**Exercise inputs**

====

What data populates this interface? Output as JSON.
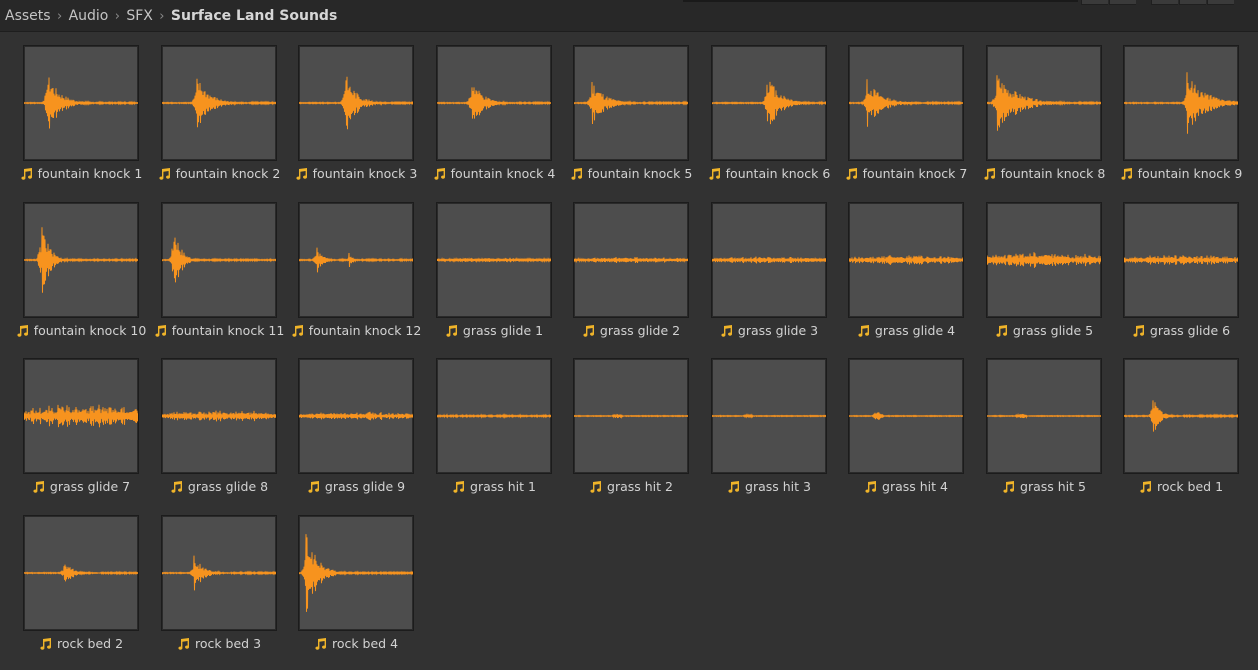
{
  "breadcrumb": {
    "items": [
      "Assets",
      "Audio",
      "SFX",
      "Surface Land Sounds"
    ]
  },
  "colors": {
    "waveform": "#f7931e",
    "audio_icon": "#f0b429"
  },
  "assets": [
    {
      "name": "fountain knock 1",
      "wave": {
        "type": "impact",
        "peak": 0.2,
        "amp": 0.55,
        "len": 0.35
      }
    },
    {
      "name": "fountain knock 2",
      "wave": {
        "type": "impact",
        "peak": 0.3,
        "amp": 0.5,
        "len": 0.35
      }
    },
    {
      "name": "fountain knock 3",
      "wave": {
        "type": "impact",
        "peak": 0.4,
        "amp": 0.6,
        "len": 0.3
      }
    },
    {
      "name": "fountain knock 4",
      "wave": {
        "type": "impact",
        "peak": 0.3,
        "amp": 0.45,
        "len": 0.3
      }
    },
    {
      "name": "fountain knock 5",
      "wave": {
        "type": "impact",
        "peak": 0.15,
        "amp": 0.45,
        "len": 0.35
      }
    },
    {
      "name": "fountain knock 6",
      "wave": {
        "type": "impact",
        "peak": 0.48,
        "amp": 0.55,
        "len": 0.35
      }
    },
    {
      "name": "fountain knock 7",
      "wave": {
        "type": "impact",
        "peak": 0.15,
        "amp": 0.45,
        "len": 0.4
      }
    },
    {
      "name": "fountain knock 8",
      "wave": {
        "type": "impact",
        "peak": 0.08,
        "amp": 0.55,
        "len": 0.55
      }
    },
    {
      "name": "fountain knock 9",
      "wave": {
        "type": "impact",
        "peak": 0.55,
        "amp": 0.55,
        "len": 0.5
      }
    },
    {
      "name": "fountain knock 10",
      "wave": {
        "type": "impact",
        "peak": 0.15,
        "amp": 0.8,
        "len": 0.2
      }
    },
    {
      "name": "fountain knock 11",
      "wave": {
        "type": "impact",
        "peak": 0.1,
        "amp": 0.75,
        "len": 0.18
      }
    },
    {
      "name": "fountain knock 12",
      "wave": {
        "type": "double",
        "peak": 0.15,
        "amp": 0.28,
        "len": 0.15
      }
    },
    {
      "name": "grass glide 1",
      "wave": {
        "type": "noise",
        "amp": 0.04
      }
    },
    {
      "name": "grass glide 2",
      "wave": {
        "type": "noise",
        "amp": 0.05
      }
    },
    {
      "name": "grass glide 3",
      "wave": {
        "type": "noise",
        "amp": 0.06
      }
    },
    {
      "name": "grass glide 4",
      "wave": {
        "type": "noise",
        "amp": 0.09
      }
    },
    {
      "name": "grass glide 5",
      "wave": {
        "type": "noise",
        "amp": 0.14
      }
    },
    {
      "name": "grass glide 6",
      "wave": {
        "type": "noise",
        "amp": 0.09
      }
    },
    {
      "name": "grass glide 7",
      "wave": {
        "type": "noise",
        "amp": 0.2
      }
    },
    {
      "name": "grass glide 8",
      "wave": {
        "type": "noise",
        "amp": 0.1
      }
    },
    {
      "name": "grass glide 9",
      "wave": {
        "type": "noise",
        "amp": 0.07
      }
    },
    {
      "name": "grass hit 1",
      "wave": {
        "type": "flat",
        "amp": 0.02
      }
    },
    {
      "name": "grass hit 2",
      "wave": {
        "type": "blip",
        "peak": 0.38,
        "amp": 0.05
      }
    },
    {
      "name": "grass hit 3",
      "wave": {
        "type": "blip",
        "peak": 0.32,
        "amp": 0.03
      }
    },
    {
      "name": "grass hit 4",
      "wave": {
        "type": "blip",
        "peak": 0.25,
        "amp": 0.09
      }
    },
    {
      "name": "grass hit 5",
      "wave": {
        "type": "blip",
        "peak": 0.3,
        "amp": 0.07
      }
    },
    {
      "name": "rock bed 1",
      "wave": {
        "type": "impact",
        "peak": 0.25,
        "amp": 0.35,
        "len": 0.2
      }
    },
    {
      "name": "rock bed 2",
      "wave": {
        "type": "impact",
        "peak": 0.35,
        "amp": 0.22,
        "len": 0.25
      }
    },
    {
      "name": "rock bed 3",
      "wave": {
        "type": "impact",
        "peak": 0.28,
        "amp": 0.32,
        "len": 0.25
      }
    },
    {
      "name": "rock bed 4",
      "wave": {
        "type": "impact",
        "peak": 0.06,
        "amp": 0.75,
        "len": 0.3
      }
    }
  ]
}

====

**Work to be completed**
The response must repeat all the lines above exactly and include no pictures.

**Problem solution**
What data populates this interface? Output as JSON.
{
  "breadcrumb": {
    "items": [
      "Assets",
      "Audio",
      "SFX",
      "Surface Land Sounds"
    ]
  },
  "colors": {
    "waveform": "#f7931e",
    "audio_icon": "#f0b429"
  },
  "assets": [
    {
      "name": "fountain knock 1",
      "wave": {
        "type": "impact",
        "peak": 0.2,
        "amp": 0.55,
        "len": 0.35
      }
    },
    {
      "name": "fountain knock 2",
      "wave": {
        "type": "impact",
        "peak": 0.3,
        "amp": 0.5,
        "len": 0.35
      }
    },
    {
      "name": "fountain knock 3",
      "wave": {
        "type": "impact",
        "peak": 0.4,
        "amp": 0.6,
        "len": 0.3
      }
    },
    {
      "name": "fountain knock 4",
      "wave": {
        "type": "impact",
        "peak": 0.3,
        "amp": 0.45,
        "len": 0.3
      }
    },
    {
      "name": "fountain knock 5",
      "wave": {
        "type": "impact",
        "peak": 0.15,
        "amp": 0.45,
        "len": 0.35
      }
    },
    {
      "name": "fountain knock 6",
      "wave": {
        "type": "impact",
        "peak": 0.48,
        "amp": 0.55,
        "len": 0.35
      }
    },
    {
      "name": "fountain knock 7",
      "wave": {
        "type": "impact",
        "peak": 0.15,
        "amp": 0.45,
        "len": 0.4
      }
    },
    {
      "name": "fountain knock 8",
      "wave": {
        "type": "impact",
        "peak": 0.08,
        "amp": 0.55,
        "len": 0.55
      }
    },
    {
      "name": "fountain knock 9",
      "wave": {
        "type": "impact",
        "peak": 0.55,
        "amp": 0.55,
        "len": 0.5
      }
    },
    {
      "name": "fountain knock 10",
      "wave": {
        "type": "impact",
        "peak": 0.15,
        "amp": 0.8,
        "len": 0.2
      }
    },
    {
      "name": "fountain knock 11",
      "wave": {
        "type": "impact",
        "peak": 0.1,
        "amp": 0.75,
        "len": 0.18
      }
    },
    {
      "name": "fountain knock 12",
      "wave": {
        "type": "double",
        "peak": 0.15,
        "amp": 0.28,
        "len": 0.15
      }
    },
    {
      "name": "grass glide 1",
      "wave": {
        "type": "noise",
        "amp": 0.04
      }
    },
    {
      "name": "grass glide 2",
      "wave": {
        "type": "noise",
        "amp": 0.05
      }
    },
    {
      "name": "grass glide 3",
      "wave": {
        "type": "noise",
        "amp": 0.06
      }
    },
    {
      "name": "grass glide 4",
      "wave": {
        "type": "noise",
        "amp": 0.09
      }
    },
    {
      "name": "grass glide 5",
      "wave": {
        "type": "noise",
        "amp": 0.14
      }
    },
    {
      "name": "grass glide 6",
      "wave": {
        "type": "noise",
        "amp": 0.09
      }
    },
    {
      "name": "grass glide 7",
      "wave": {
        "type": "noise",
        "amp": 0.2
      }
    },
    {
      "name": "grass glide 8",
      "wave": {
        "type": "noise",
        "amp": 0.1
      }
    },
    {
      "name": "grass glide 9",
      "wave": {
        "type": "noise",
        "amp": 0.07
      }
    },
    {
      "name": "grass hit 1",
      "wave": {
        "type": "flat",
        "amp": 0.02
      }
    },
    {
      "name": "grass hit 2",
      "wave": {
        "type": "blip",
        "peak": 0.38,
        "amp": 0.05
      }
    },
    {
      "name": "grass hit 3",
      "wave": {
        "type": "blip",
        "peak": 0.32,
        "amp": 0.03
      }
    },
    {
      "name": "grass hit 4",
      "wave": {
        "type": "blip",
        "peak": 0.25,
        "amp": 0.09
      }
    },
    {
      "name": "grass hit 5",
      "wave": {
        "type": "blip",
        "peak": 0.3,
        "amp": 0.07
      }
    },
    {
      "name": "rock bed 1",
      "wave": {
        "type": "impact",
        "peak": 0.25,
        "amp": 0.35,
        "len": 0.2
      }
    },
    {
      "name": "rock bed 2",
      "wave": {
        "type": "impact",
        "peak": 0.35,
        "amp": 0.22,
        "len": 0.25
      }
    },
    {
      "name": "rock bed 3",
      "wave": {
        "type": "impact",
        "peak": 0.28,
        "amp": 0.32,
        "len": 0.25
      }
    },
    {
      "name": "rock bed 4",
      "wave": {
        "type": "impact",
        "peak": 0.06,
        "amp": 0.75,
        "len": 0.3
      }
    }
  ]
}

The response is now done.